“No, don’t do this, Don! I get back on my feet, give you my word, I’ll pay you.”

Don held up a hand. “Wait,” he said. Mara scowled but lowered the weapon and replaced it under the waistband of the yoga pants at the small of her back.

Now I can manage the situation, Bobby thought, sweating copiously. My luck is going to hold. Yeah, always does. Always. He would talk to Don and, both of them being reasonable businessmen, they’d work this out.

“Give me two weeks. Just two weeks,” Bobby said.  “I’ll pay you. Starting a new job. Sales. And that, you know, is my forte. I can wrangle an advance.”

“Nope,” said Don. “And I’ll tell you why not. Because I’m a Scythian.”

Bobby looked at him, stupefied. “What the hell’s a Scythian?”

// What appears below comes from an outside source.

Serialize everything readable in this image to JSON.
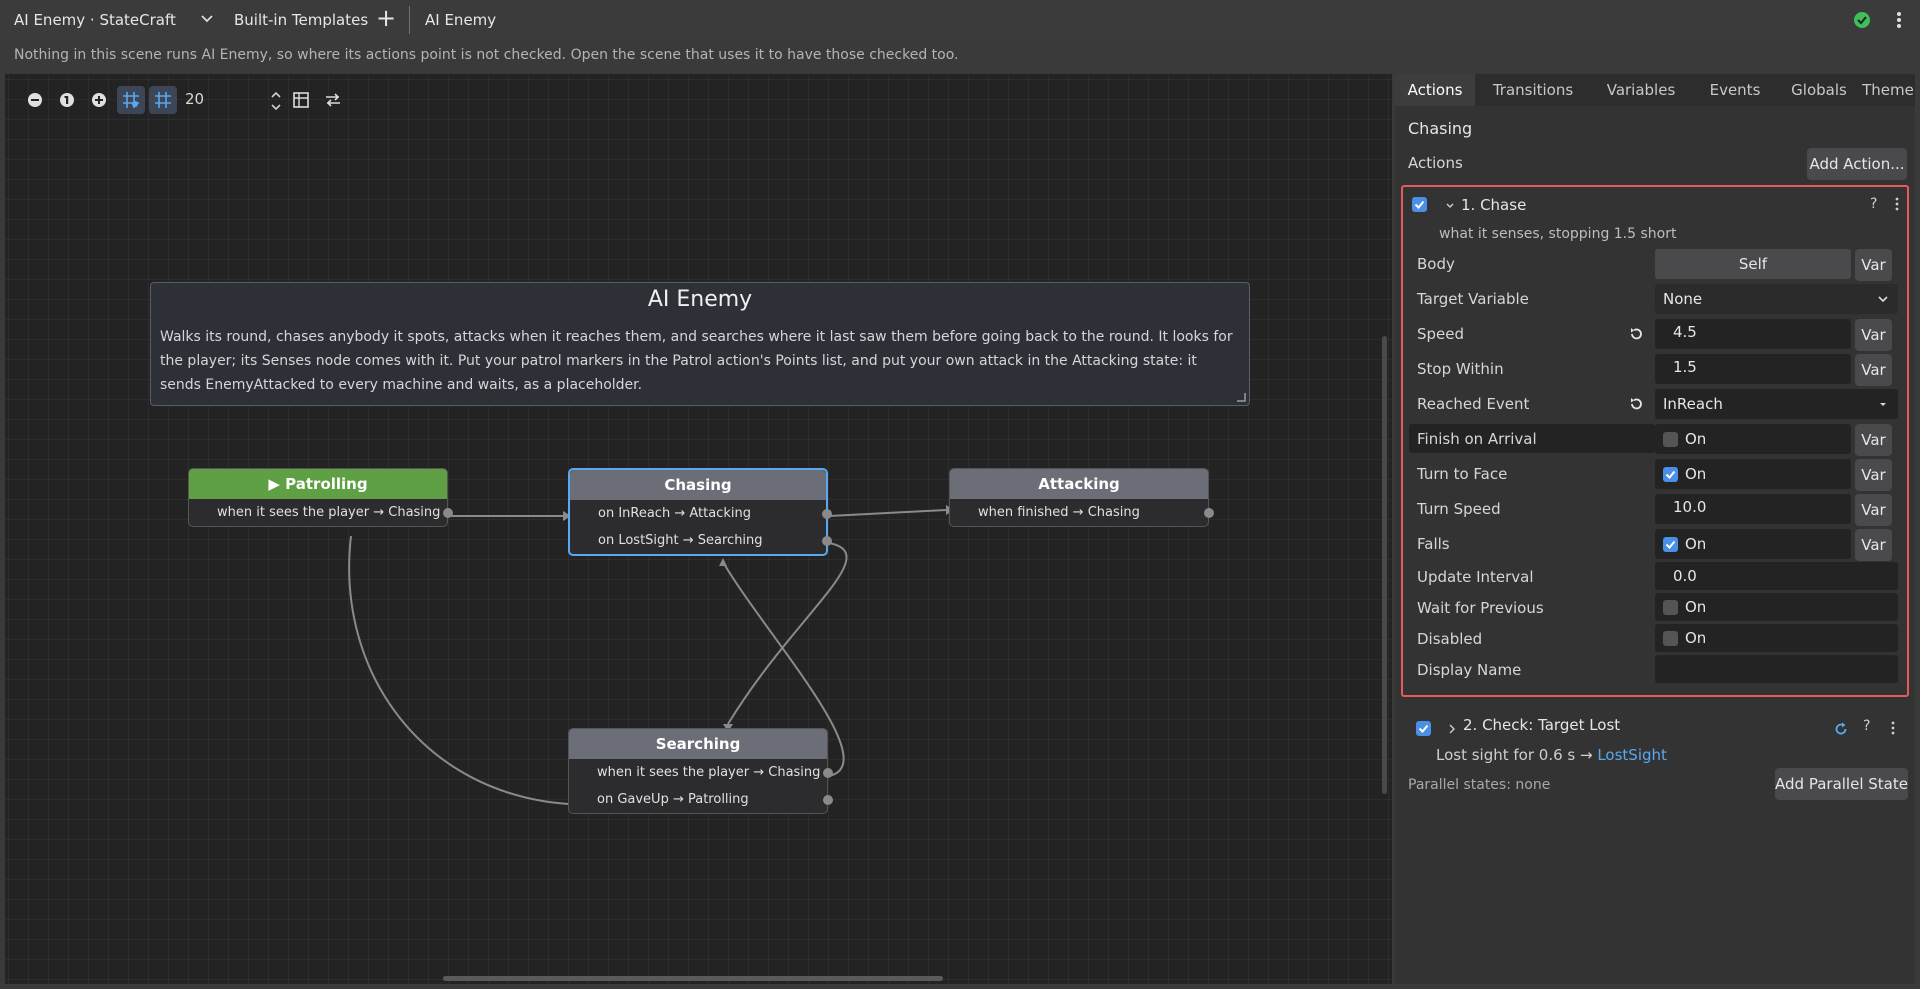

“Ancient warriors of Asia. Like Klingons. In a past life, I was a Scythian shaman. This was given to me to know.”

“In your dreams,” Mara sneered.

“Silence, bitch,” Don roared. “Think about which tit you want in the wringer.” He turned back to Bobby with a serene look. “I was granted a revelation. So I live this life Scythian-style. According to an unsparing code.”

“That’s cool, Don. That is absolutely cool beyond cool, Don,” Bobby said. “But listen to me. I. Can. Pay. You.  Given time. A smidge of time is all.”

Don’s attention was suddenly diverted, like a child’s. He pointed at the dragon tattoo. “I like the tat. Where’d you get it?”

“Uh, Thailand. Pattaya Beach. I was in the Navy.” 

“I’ll take it,” Don said.  


“I’ll take the tat instead of the money and call it even. Not a pound, just a few ounces of flesh.” Don nodded sagely. “I think that’s fair. Mara, bring me the blade.”

“You’re not serious?” Bobby blurted out.

Don nodded. “Fuck yeah, I’m serious.”

“No! I’ll pay you!”

“I covet skin, Bob. Mara! Like, today with the blade!”

“I mean pay you immediately. Wire transfer. Money’s offshore. In the Caymans.”

Don stuffed a rag inside Bobby’s mouth. Mara sauntered over and handed Don a gleaming surgical-steel scalpel. She wrapped electrical tape around Bobby’s mouth and pressed him in a headlock.

“Take the money instead,” Mara said to Don.

“Scythians take trophies.” Don balanced the scalpel in his hand.

 “We need money, numb nuts,” Mara said.  

“Money’s nothing. Justice meted out. That’s important,” Don said.   

Bobby Haskell howled as Don, in ecstasy, pressed the cold edge of the blade to his taut, quivering skin.

Ray Zacek is a retired fed living in Tampa, Florida. Born in Chicago, he's sojourned in beaucoup places including Seattle, Santa Fe and Austin. His fiction has appeared in All Due Respect, Shotgun Honey, and Creative Loafing Tampa, among others. The acting bug compelled him into several theater productions, fave role being Dave Moss in Glengarry Glen Ross. He's working on a novel about a witches' coven that takes over an HOA. His work is available on Amazon